EXERCISE OBJECTIVE. Repeat the entries beneath in their entirety, precisely as given.
== Segment start ==
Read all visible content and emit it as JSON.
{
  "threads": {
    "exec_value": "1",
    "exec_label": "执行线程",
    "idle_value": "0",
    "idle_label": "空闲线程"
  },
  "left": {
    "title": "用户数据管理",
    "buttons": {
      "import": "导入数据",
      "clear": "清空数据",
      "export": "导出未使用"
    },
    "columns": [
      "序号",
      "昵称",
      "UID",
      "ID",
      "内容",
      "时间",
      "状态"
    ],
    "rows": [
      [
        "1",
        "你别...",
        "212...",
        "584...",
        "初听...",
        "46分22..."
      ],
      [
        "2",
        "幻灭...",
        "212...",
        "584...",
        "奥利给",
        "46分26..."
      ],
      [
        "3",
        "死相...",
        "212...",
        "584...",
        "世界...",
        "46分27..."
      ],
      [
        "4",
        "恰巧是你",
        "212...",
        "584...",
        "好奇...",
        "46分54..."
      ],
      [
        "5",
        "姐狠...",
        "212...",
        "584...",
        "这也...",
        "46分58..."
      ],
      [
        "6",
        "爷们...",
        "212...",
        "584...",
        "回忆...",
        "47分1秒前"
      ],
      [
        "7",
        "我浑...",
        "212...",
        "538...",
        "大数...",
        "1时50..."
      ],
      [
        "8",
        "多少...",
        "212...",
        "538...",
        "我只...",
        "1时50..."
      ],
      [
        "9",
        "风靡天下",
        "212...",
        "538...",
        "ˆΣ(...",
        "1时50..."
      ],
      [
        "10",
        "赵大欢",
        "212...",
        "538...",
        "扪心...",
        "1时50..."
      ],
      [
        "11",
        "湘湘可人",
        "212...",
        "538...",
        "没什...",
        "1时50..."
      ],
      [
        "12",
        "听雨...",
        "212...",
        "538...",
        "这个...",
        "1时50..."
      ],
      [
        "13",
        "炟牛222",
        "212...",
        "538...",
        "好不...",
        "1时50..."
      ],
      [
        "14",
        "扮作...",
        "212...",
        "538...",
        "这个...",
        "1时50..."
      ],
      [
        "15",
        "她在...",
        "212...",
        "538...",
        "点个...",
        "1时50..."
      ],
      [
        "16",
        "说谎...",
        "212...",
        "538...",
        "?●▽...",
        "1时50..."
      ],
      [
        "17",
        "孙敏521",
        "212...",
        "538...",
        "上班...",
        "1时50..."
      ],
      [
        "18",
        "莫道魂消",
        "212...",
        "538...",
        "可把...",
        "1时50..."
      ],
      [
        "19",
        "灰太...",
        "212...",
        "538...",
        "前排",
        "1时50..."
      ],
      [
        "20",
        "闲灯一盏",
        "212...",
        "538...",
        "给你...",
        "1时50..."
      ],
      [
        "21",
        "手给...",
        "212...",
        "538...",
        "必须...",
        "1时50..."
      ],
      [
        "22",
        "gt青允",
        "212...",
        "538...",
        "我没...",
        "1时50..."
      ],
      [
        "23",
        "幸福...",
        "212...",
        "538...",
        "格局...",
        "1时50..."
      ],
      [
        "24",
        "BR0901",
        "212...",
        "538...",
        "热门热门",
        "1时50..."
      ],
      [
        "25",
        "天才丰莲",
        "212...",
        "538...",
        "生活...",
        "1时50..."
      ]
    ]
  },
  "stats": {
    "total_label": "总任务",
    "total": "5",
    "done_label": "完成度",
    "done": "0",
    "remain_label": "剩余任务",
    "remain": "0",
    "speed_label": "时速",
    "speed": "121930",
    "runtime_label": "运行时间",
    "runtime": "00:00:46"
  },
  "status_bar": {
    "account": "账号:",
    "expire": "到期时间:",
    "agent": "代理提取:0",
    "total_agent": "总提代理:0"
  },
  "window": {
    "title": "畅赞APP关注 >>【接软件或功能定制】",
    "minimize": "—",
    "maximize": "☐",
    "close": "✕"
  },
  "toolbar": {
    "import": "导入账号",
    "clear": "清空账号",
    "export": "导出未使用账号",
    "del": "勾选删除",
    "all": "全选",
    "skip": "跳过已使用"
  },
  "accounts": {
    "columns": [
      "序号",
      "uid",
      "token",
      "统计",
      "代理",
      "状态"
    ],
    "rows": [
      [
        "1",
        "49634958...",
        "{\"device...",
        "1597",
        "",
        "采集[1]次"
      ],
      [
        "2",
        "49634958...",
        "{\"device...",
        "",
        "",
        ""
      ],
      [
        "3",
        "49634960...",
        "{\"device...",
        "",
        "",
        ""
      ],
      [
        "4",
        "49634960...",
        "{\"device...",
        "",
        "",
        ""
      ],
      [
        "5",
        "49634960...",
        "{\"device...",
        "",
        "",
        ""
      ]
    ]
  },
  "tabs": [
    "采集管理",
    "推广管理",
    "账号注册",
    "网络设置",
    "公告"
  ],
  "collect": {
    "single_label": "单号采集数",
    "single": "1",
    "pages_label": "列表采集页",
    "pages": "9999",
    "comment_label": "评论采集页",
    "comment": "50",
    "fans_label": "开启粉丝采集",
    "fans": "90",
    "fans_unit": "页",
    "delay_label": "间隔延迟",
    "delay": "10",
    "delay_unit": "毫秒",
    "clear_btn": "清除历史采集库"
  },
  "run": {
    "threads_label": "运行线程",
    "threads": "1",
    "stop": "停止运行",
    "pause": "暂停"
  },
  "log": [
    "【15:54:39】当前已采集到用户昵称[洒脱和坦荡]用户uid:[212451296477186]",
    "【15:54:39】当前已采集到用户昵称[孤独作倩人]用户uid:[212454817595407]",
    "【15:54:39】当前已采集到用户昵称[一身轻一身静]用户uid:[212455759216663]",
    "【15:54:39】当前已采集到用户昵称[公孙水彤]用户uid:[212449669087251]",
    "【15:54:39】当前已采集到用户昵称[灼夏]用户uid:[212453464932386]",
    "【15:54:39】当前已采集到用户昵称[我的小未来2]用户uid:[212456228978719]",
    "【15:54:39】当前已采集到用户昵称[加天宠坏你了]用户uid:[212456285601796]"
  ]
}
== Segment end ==
WRITTEN RESPONSE.
Read all visible content and emit it as JSON.
{
  "threads": {
    "exec_value": "1",
    "exec_label": "执行线程",
    "idle_value": "0",
    "idle_label": "空闲线程"
  },
  "left": {
    "title": "用户数据管理",
    "buttons": {
      "import": "导入数据",
      "clear": "清空数据",
      "export": "导出未使用"
    },
    "columns": [
      "序号",
      "昵称",
      "UID",
      "ID",
      "内容",
      "时间",
      "状态"
    ],
    "rows": [
      [
        "1",
        "你别...",
        "212...",
        "584...",
        "初听...",
        "46分22..."
      ],
      [
        "2",
        "幻灭...",
        "212...",
        "584...",
        "奥利给",
        "46分26..."
      ],
      [
        "3",
        "死相...",
        "212...",
        "584...",
        "世界...",
        "46分27..."
      ],
      [
        "4",
        "恰巧是你",
        "212...",
        "584...",
        "好奇...",
        "46分54..."
      ],
      [
        "5",
        "姐狠...",
        "212...",
        "584...",
        "这也...",
        "46分58..."
      ],
      [
        "6",
        "爷们...",
        "212...",
        "584...",
        "回忆...",
        "47分1秒前"
      ],
      [
        "7",
        "我浑...",
        "212...",
        "538...",
        "大数...",
        "1时50..."
      ],
      [
        "8",
        "多少...",
        "212...",
        "538...",
        "我只...",
        "1时50..."
      ],
      [
        "9",
        "风靡天下",
        "212...",
        "538...",
        "ˆΣ(...",
        "1时50..."
      ],
      [
        "10",
        "赵大欢",
        "212...",
        "538...",
        "扪心...",
        "1时50..."
      ],
      [
        "11",
        "湘湘可人",
        "212...",
        "538...",
        "没什...",
        "1时50..."
      ],
      [
        "12",
        "听雨...",
        "212...",
        "538...",
        "这个...",
        "1时50..."
      ],
      [
        "13",
        "炟牛222",
        "212...",
        "538...",
        "好不...",
        "1时50..."
      ],
      [
        "14",
        "扮作...",
        "212...",
        "538...",
        "这个...",
        "1时50..."
      ],
      [
        "15",
        "她在...",
        "212...",
        "538...",
        "点个...",
        "1时50..."
      ],
      [
        "16",
        "说谎...",
        "212...",
        "538...",
        "?●▽...",
        "1时50..."
      ],
      [
        "17",
        "孙敏521",
        "212...",
        "538...",
        "上班...",
        "1时50..."
      ],
      [
        "18",
        "莫道魂消",
        "212...",
        "538...",
        "可把...",
        "1时50..."
      ],
      [
        "19",
        "灰太...",
        "212...",
        "538...",
        "前排",
        "1时50..."
      ],
      [
        "20",
        "闲灯一盏",
        "212...",
        "538...",
        "给你...",
        "1时50..."
      ],
      [
        "21",
        "手给...",
        "212...",
        "538...",
        "必须...",
        "1时50..."
      ],
      [
        "22",
        "gt青允",
        "212...",
        "538...",
        "我没...",
        "1时50..."
      ],
      [
        "23",
        "幸福...",
        "212...",
        "538...",
        "格局...",
        "1时50..."
      ],
      [
        "24",
        "BR0901",
        "212...",
        "538...",
        "热门热门",
        "1时50..."
      ],
      [
        "25",
        "天才丰莲",
        "212...",
        "538...",
        "生活...",
        "1时50..."
      ]
    ]
  },
  "stats": {
    "total_label": "总任务",
    "total": "5",
    "done_label": "完成度",
    "done": "0",
    "remain_label": "剩余任务",
    "remain": "0",
    "speed_label": "时速",
    "speed": "121930",
    "runtime_label": "运行时间",
    "runtime": "00:00:46"
  },
  "status_bar": {
    "account": "账号:",
    "expire": "到期时间:",
    "agent": "代理提取:0",
    "total_agent": "总提代理:0"
  },
  "window": {
    "title": "畅赞APP关注 >>【接软件或功能定制】",
    "minimize": "—",
    "maximize": "☐",
    "close": "✕"
  },
  "toolbar": {
    "import": "导入账号",
    "clear": "清空账号",
    "export": "导出未使用账号",
    "del": "勾选删除",
    "all": "全选",
    "skip": "跳过已使用"
  },
  "accounts": {
    "columns": [
      "序号",
      "uid",
      "token",
      "统计",
      "代理",
      "状态"
    ],
    "rows": [
      [
        "1",
        "49634958...",
        "{\"device...",
        "1597",
        "",
        "采集[1]次"
      ],
      [
        "2",
        "49634958...",
        "{\"device...",
        "",
        "",
        ""
      ],
      [
        "3",
        "49634960...",
        "{\"device...",
        "",
        "",
        ""
      ],
      [
        "4",
        "49634960...",
        "{\"device...",
        "",
        "",
        ""
      ],
      [
        "5",
        "49634960...",
        "{\"device...",
        "",
        "",
        ""
      ]
    ]
  },
  "tabs": [
    "采集管理",
    "推广管理",
    "账号注册",
    "网络设置",
    "公告"
  ],
  "collect": {
    "single_label": "单号采集数",
    "single": "1",
    "pages_label": "列表采集页",
    "pages": "9999",
    "comment_label": "评论采集页",
    "comment": "50",
    "fans_label": "开启粉丝采集",
    "fans": "90",
    "fans_unit": "页",
    "delay_label": "间隔延迟",
    "delay": "10",
    "delay_unit": "毫秒",
    "clear_btn": "清除历史采集库"
  },
  "run": {
    "threads_label": "运行线程",
    "threads": "1",
    "stop": "停止运行",
    "pause": "暂停"
  },
  "log": [
    "【15:54:39】当前已采集到用户昵称[洒脱和坦荡]用户uid:[212451296477186]",
    "【15:54:39】当前已采集到用户昵称[孤独作倩人]用户uid:[212454817595407]",
    "【15:54:39】当前已采集到用户昵称[一身轻一身静]用户uid:[212455759216663]",
    "【15:54:39】当前已采集到用户昵称[公孙水彤]用户uid:[212449669087251]",
    "【15:54:39】当前已采集到用户昵称[灼夏]用户uid:[212453464932386]",
    "【15:54:39】当前已采集到用户昵称[我的小未来2]用户uid:[212456228978719]",
    "【15:54:39】当前已采集到用户昵称[加天宠坏你了]用户uid:[212456285601796]"
  ]
}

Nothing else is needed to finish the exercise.